WHAT THIS TASK INVOLVES: Only lines with the string "accent" are wanted. Pull them out of the data.

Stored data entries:
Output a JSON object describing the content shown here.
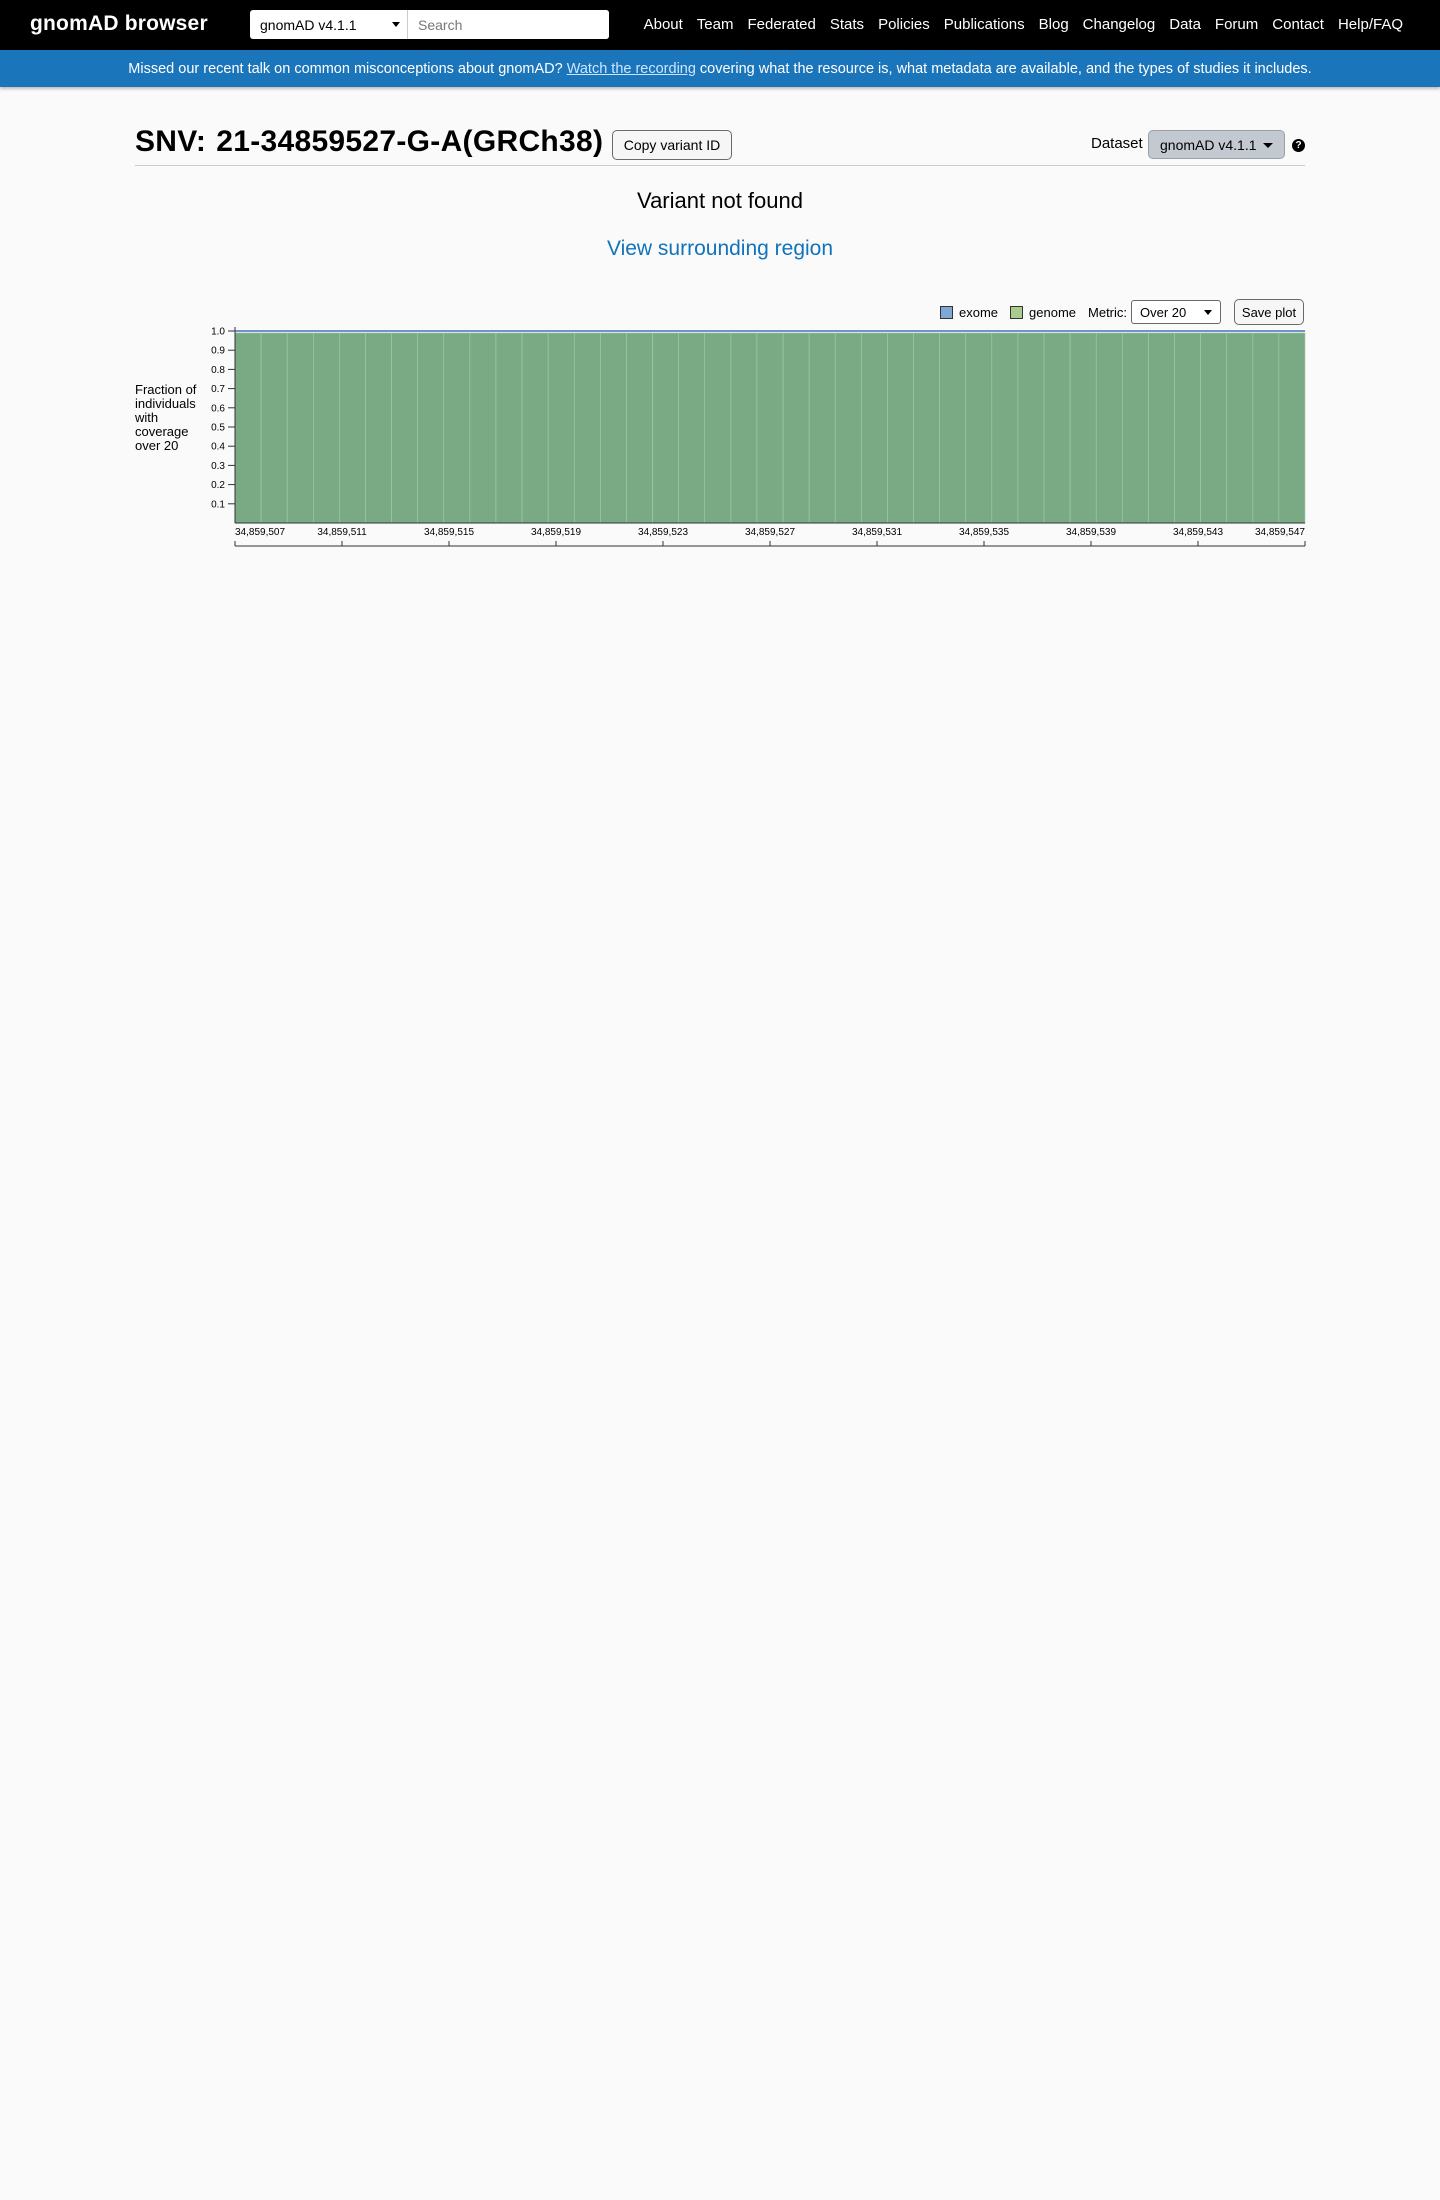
{
  "topbar": {
    "brand": "gnomAD browser",
    "dataset_selected": "gnomAD v4.1.1",
    "search_placeholder": "Search",
    "nav": [
      "About",
      "Team",
      "Federated",
      "Stats",
      "Policies",
      "Publications",
      "Blog",
      "Changelog",
      "Data",
      "Forum",
      "Contact",
      "Help/FAQ"
    ]
  },
  "announcement": {
    "before": "Missed our recent talk on common misconceptions about gnomAD?",
    "link": "Watch the recording",
    "after": "covering what the resource is, what metadata are available, and the types of studies it includes."
  },
  "header": {
    "variant_type": "SNV:",
    "variant_id": "21-34859527-G-A(GRCh38)",
    "copy_button": "Copy variant ID",
    "dataset_label": "Dataset",
    "dataset_value": "gnomAD v4.1.1",
    "help_icon": "question-circle-icon"
  },
  "main": {
    "not_found": "Variant not found",
    "surrounding_link": "View surrounding region"
  },
  "coverage": {
    "legend": [
      {
        "label": "exome",
        "color": "#428bca"
      },
      {
        "label": "genome",
        "color": "#73ab3d"
      }
    ],
    "metric_label": "Metric:",
    "metric_value": "Over 20",
    "save_button": "Save plot",
    "ylabel": "Fraction of individuals with coverage over 20"
  },
  "colors": {
    "accent": "#1b75bb",
    "link": "#1173bb",
    "genome_fill": "#7aaa84",
    "exome_line": "#6f94cf"
  },
  "chart_data": {
    "type": "area",
    "ylabel": "Fraction of individuals with coverage over 20",
    "ylim": [
      0,
      1.0
    ],
    "yticks": [
      "0.1",
      "0.2",
      "0.3",
      "0.4",
      "0.5",
      "0.6",
      "0.7",
      "0.8",
      "0.9",
      "1.0"
    ],
    "xlim": [
      34859507,
      34859547
    ],
    "xticks": [
      "34,859,507",
      "34,859,511",
      "34,859,515",
      "34,859,519",
      "34,859,523",
      "34,859,527",
      "34,859,531",
      "34,859,535",
      "34,859,539",
      "34,859,543",
      "34,859,547"
    ],
    "series": [
      {
        "name": "exome",
        "values": [
          1.0,
          1.0,
          1.0,
          1.0,
          1.0,
          1.0,
          1.0,
          1.0,
          1.0,
          1.0,
          1.0,
          1.0,
          1.0,
          1.0,
          1.0,
          1.0,
          1.0,
          1.0,
          1.0,
          1.0,
          1.0,
          1.0,
          1.0,
          1.0,
          1.0,
          1.0,
          1.0,
          1.0,
          1.0,
          1.0,
          1.0,
          1.0,
          1.0,
          1.0,
          1.0,
          1.0,
          1.0,
          1.0,
          1.0,
          1.0,
          1.0
        ]
      },
      {
        "name": "genome",
        "values": [
          0.99,
          0.99,
          0.99,
          0.99,
          0.99,
          0.99,
          0.99,
          0.99,
          0.99,
          0.99,
          0.99,
          0.99,
          0.99,
          0.99,
          0.99,
          0.99,
          0.99,
          0.99,
          0.99,
          0.99,
          0.99,
          0.99,
          0.99,
          0.99,
          0.99,
          0.99,
          0.99,
          0.99,
          0.99,
          0.99,
          0.99,
          0.99,
          0.99,
          0.99,
          0.99,
          0.99,
          0.99,
          0.99,
          0.99,
          0.99,
          0.99
        ]
      }
    ]
  }
}
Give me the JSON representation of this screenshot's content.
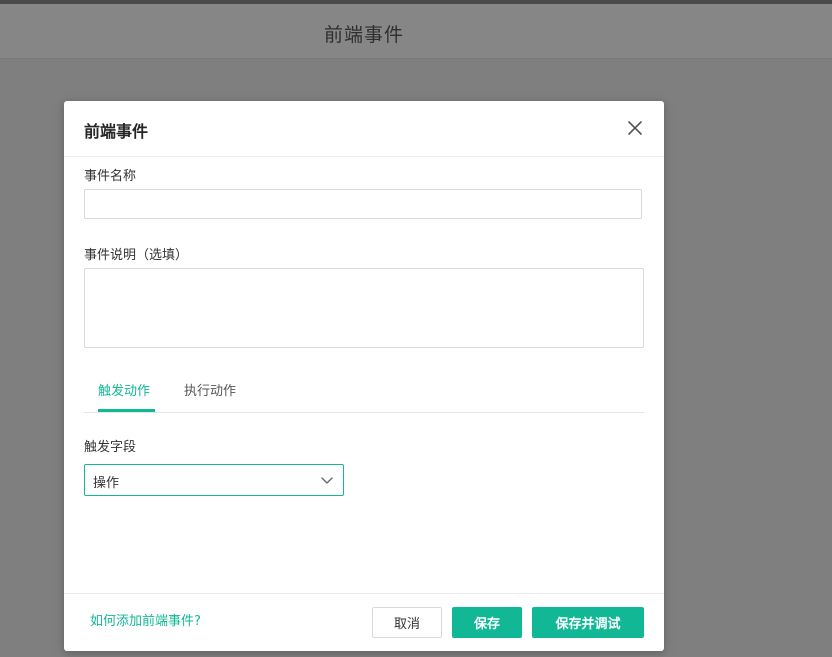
{
  "page": {
    "title": "前端事件"
  },
  "modal": {
    "title": "前端事件",
    "close_icon": "close-icon",
    "fields": {
      "name_label": "事件名称",
      "name_value": "",
      "name_placeholder": "",
      "desc_label": "事件说明（选填）",
      "desc_value": "",
      "desc_placeholder": ""
    },
    "tabs": [
      {
        "label": "触发动作",
        "active": true
      },
      {
        "label": "执行动作",
        "active": false
      }
    ],
    "trigger": {
      "label": "触发字段",
      "selected": "操作",
      "chevron_icon": "chevron-down-icon"
    },
    "footer": {
      "help_link": "如何添加前端事件?",
      "cancel_label": "取消",
      "save_label": "保存",
      "save_debug_label": "保存并调试"
    }
  },
  "colors": {
    "accent": "#12b896",
    "overlay": "#7f7f7f"
  }
}
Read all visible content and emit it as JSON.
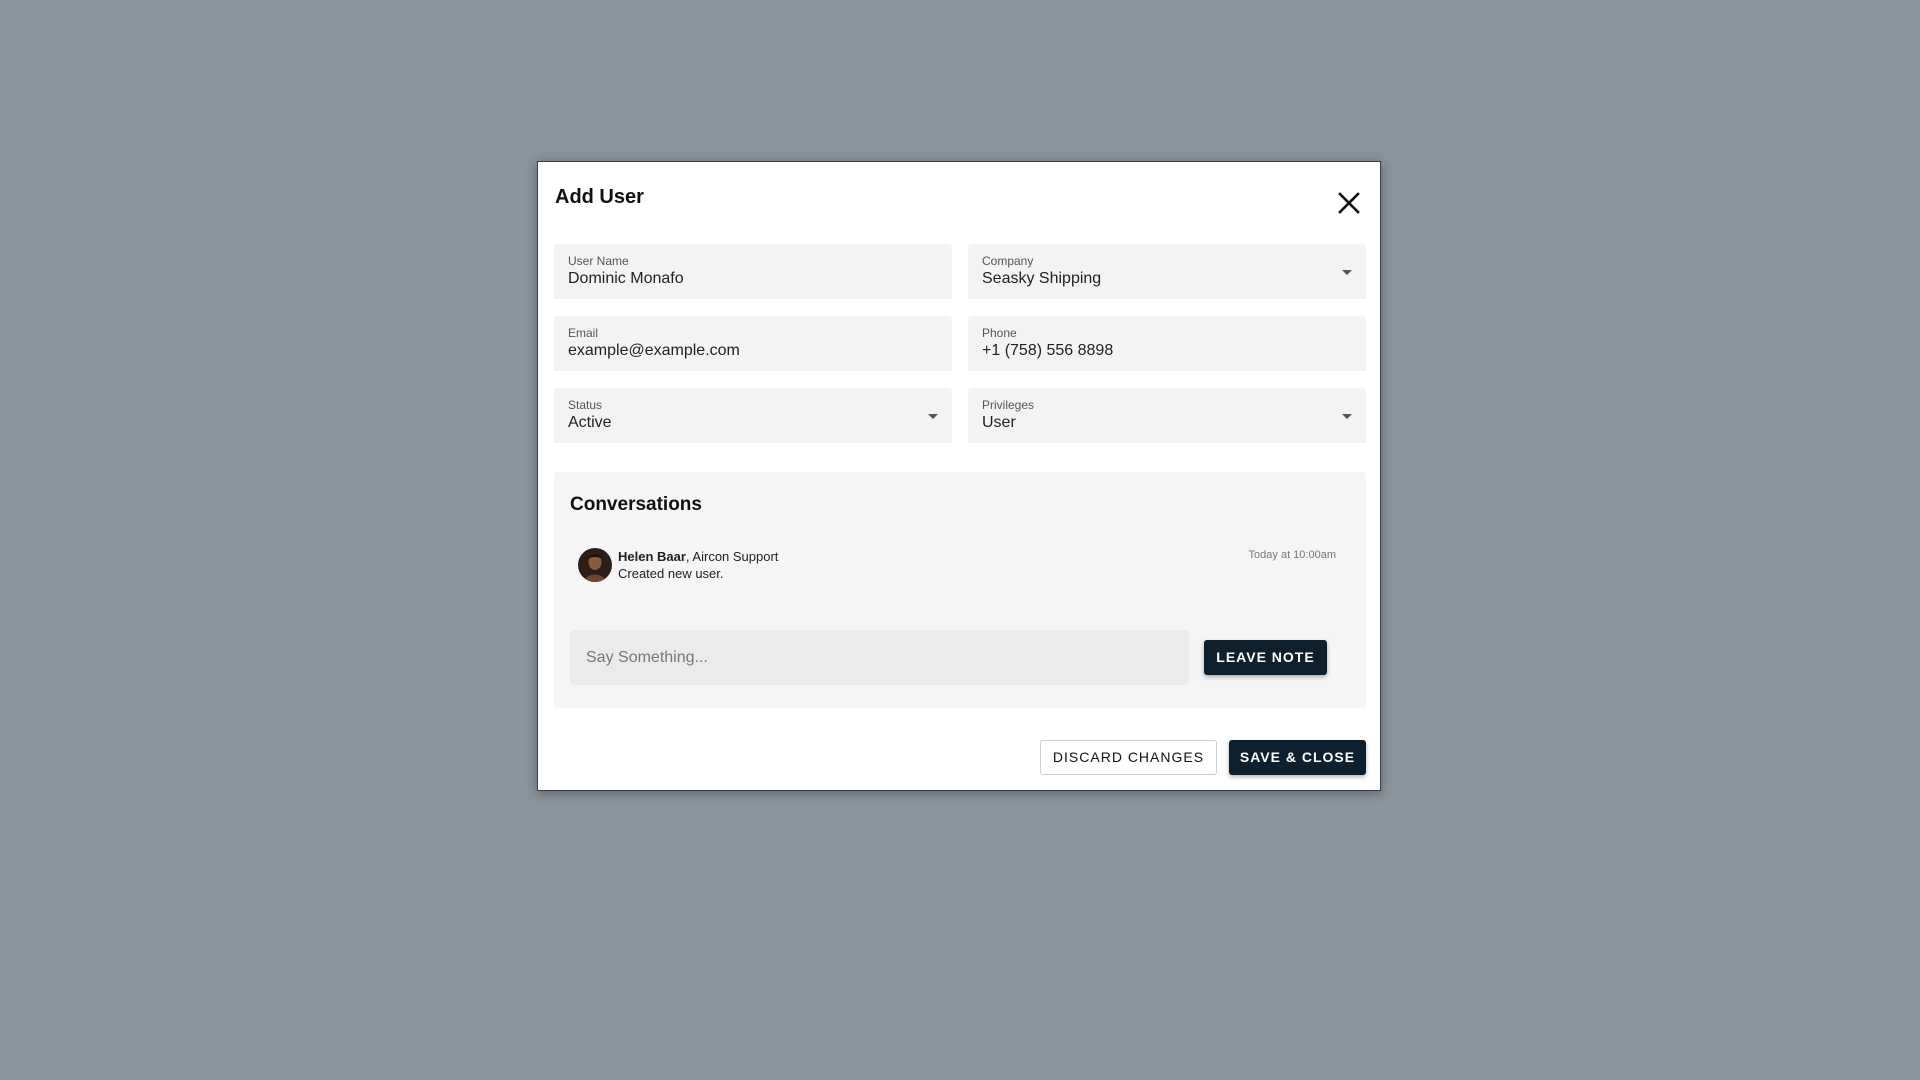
{
  "modal": {
    "title": "Add User"
  },
  "form": {
    "user_name": {
      "label": "User Name",
      "value": "Dominic Monafo"
    },
    "company": {
      "label": "Company",
      "value": "Seasky Shipping"
    },
    "email": {
      "label": "Email",
      "value": "example@example.com"
    },
    "phone": {
      "label": "Phone",
      "value": "+1 (758) 556 8898"
    },
    "status": {
      "label": "Status",
      "value": "Active"
    },
    "privileges": {
      "label": "Privileges",
      "value": "User"
    }
  },
  "conversations": {
    "title": "Conversations",
    "entries": [
      {
        "author": "Helen Baar",
        "role": ", Aircon Support",
        "message": "Created new user.",
        "time": "Today at 10:00am"
      }
    ],
    "note_placeholder": "Say Something...",
    "leave_note_label": "LEAVE NOTE"
  },
  "footer": {
    "discard_label": "DISCARD CHANGES",
    "save_label": "SAVE & CLOSE"
  },
  "colors": {
    "backdrop": "#8a949d",
    "primary_button": "#0e1f2d",
    "field_background": "#f3f3f3"
  },
  "icons": {
    "close": "close-icon",
    "dropdown": "chevron-down-icon"
  }
}
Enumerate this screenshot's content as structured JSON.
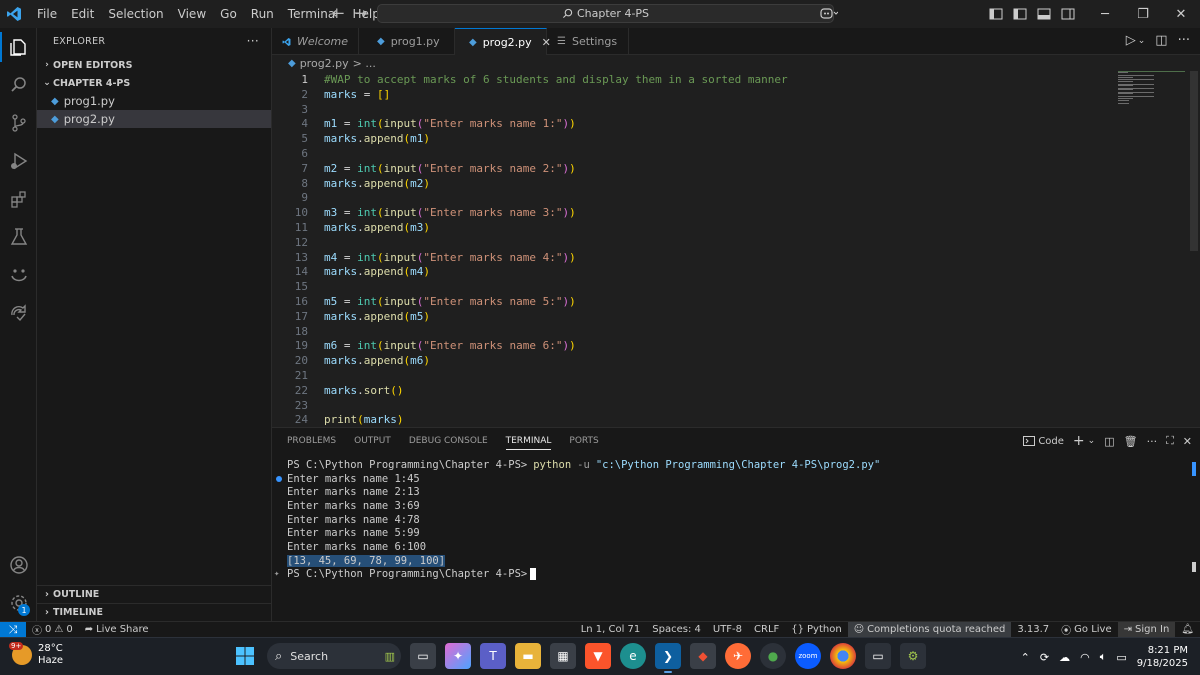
{
  "titlebar": {
    "menu": [
      "File",
      "Edit",
      "Selection",
      "View",
      "Go",
      "Run",
      "Terminal",
      "Help"
    ],
    "search_text": "Chapter 4-PS"
  },
  "sidebar": {
    "title": "EXPLORER",
    "open_editors": "OPEN EDITORS",
    "folder": "CHAPTER 4-PS",
    "files": [
      "prog1.py",
      "prog2.py"
    ],
    "outline": "OUTLINE",
    "timeline": "TIMELINE",
    "accounts_badge": "1"
  },
  "tabs": [
    {
      "label": "Welcome"
    },
    {
      "label": "prog1.py"
    },
    {
      "label": "prog2.py"
    },
    {
      "label": "Settings"
    }
  ],
  "breadcrumb": {
    "file": "prog2.py",
    "rest": "> ..."
  },
  "editor": {
    "lines": [
      "#WAP to accept marks of 6 students and display them in a sorted manner",
      "marks = []",
      "",
      "m1 = int(input(\"Enter marks name 1:\"))",
      "marks.append(m1)",
      "",
      "m2 = int(input(\"Enter marks name 2:\"))",
      "marks.append(m2)",
      "",
      "m3 = int(input(\"Enter marks name 3:\"))",
      "marks.append(m3)",
      "",
      "m4 = int(input(\"Enter marks name 4:\"))",
      "marks.append(m4)",
      "",
      "m5 = int(input(\"Enter marks name 5:\"))",
      "marks.append(m5)",
      "",
      "m6 = int(input(\"Enter marks name 6:\"))",
      "marks.append(m6)",
      "",
      "marks.sort()",
      "",
      "print(marks)"
    ]
  },
  "panel": {
    "tabs": [
      "PROBLEMS",
      "OUTPUT",
      "DEBUG CONSOLE",
      "TERMINAL",
      "PORTS"
    ],
    "active_tab": "TERMINAL",
    "shell_label": "Code",
    "terminal": {
      "prompt": "PS C:\\Python Programming\\Chapter 4-PS>",
      "cmd": "python",
      "flag": "-u",
      "arg": "\"c:\\Python Programming\\Chapter 4-PS\\prog2.py\"",
      "outputs": [
        "Enter marks name 1:45",
        "Enter marks name 2:13",
        "Enter marks name 3:69",
        "Enter marks name 4:78",
        "Enter marks name 5:99",
        "Enter marks name 6:100"
      ],
      "result": "[13, 45, 69, 78, 99, 100]",
      "final_prompt": "PS C:\\Python Programming\\Chapter 4-PS>"
    }
  },
  "statusbar": {
    "errors": "0",
    "warnings": "0",
    "live_share": "Live Share",
    "position": "Ln 1, Col 71",
    "spaces": "Spaces: 4",
    "encoding": "UTF-8",
    "eol": "CRLF",
    "language": "Python",
    "copilot": "Completions quota reached",
    "version": "3.13.7",
    "golive": "Go Live",
    "signin": "Sign In"
  },
  "taskbar": {
    "temp": "28°C",
    "condition": "Haze",
    "weather_badge": "9+",
    "search": "Search",
    "time": "8:21 PM",
    "date": "9/18/2025"
  },
  "colors": {
    "accent": "#0078d4",
    "comment": "#6a9955",
    "string": "#ce9178",
    "function": "#dcdcaa",
    "variable": "#9cdcfe"
  }
}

THE COMPLETED TASK:
    "accent": "#1b75bb",
    "accent": "#12b896",
    "accent": "#0078d4",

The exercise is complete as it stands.